* _Work to be completed_:
Return every line of the records that includes the string "logo".

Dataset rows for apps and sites
■ ■ ■ ■ ■ ■ ■

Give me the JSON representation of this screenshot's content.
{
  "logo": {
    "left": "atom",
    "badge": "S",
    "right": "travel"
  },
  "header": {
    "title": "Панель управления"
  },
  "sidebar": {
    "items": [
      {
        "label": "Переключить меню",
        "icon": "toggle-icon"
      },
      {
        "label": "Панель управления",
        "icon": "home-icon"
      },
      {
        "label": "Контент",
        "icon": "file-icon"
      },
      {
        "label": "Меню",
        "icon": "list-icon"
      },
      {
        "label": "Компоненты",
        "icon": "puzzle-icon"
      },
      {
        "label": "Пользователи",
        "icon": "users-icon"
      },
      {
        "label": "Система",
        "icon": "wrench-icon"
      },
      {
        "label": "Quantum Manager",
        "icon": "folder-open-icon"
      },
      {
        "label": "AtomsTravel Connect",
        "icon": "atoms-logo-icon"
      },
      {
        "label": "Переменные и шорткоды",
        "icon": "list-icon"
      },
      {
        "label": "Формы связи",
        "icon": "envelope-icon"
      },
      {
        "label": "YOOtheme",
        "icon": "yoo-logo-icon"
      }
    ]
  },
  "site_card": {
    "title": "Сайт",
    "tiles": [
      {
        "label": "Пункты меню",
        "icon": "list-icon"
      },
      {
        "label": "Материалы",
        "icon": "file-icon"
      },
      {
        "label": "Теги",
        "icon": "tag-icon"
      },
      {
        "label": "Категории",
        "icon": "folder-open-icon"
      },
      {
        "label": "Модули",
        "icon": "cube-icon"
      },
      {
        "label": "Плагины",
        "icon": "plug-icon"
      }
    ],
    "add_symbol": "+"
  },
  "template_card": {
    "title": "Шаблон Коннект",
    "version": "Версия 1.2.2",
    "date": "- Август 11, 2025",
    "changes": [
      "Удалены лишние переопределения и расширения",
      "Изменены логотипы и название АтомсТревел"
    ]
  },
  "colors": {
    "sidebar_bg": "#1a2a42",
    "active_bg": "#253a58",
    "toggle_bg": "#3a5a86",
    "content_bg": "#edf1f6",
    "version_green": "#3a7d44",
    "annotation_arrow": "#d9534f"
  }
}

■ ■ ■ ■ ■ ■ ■

* _Response to this task_:
  "logo": {
        "icon": "atoms-logo-icon"
        "icon": "yoo-logo-icon"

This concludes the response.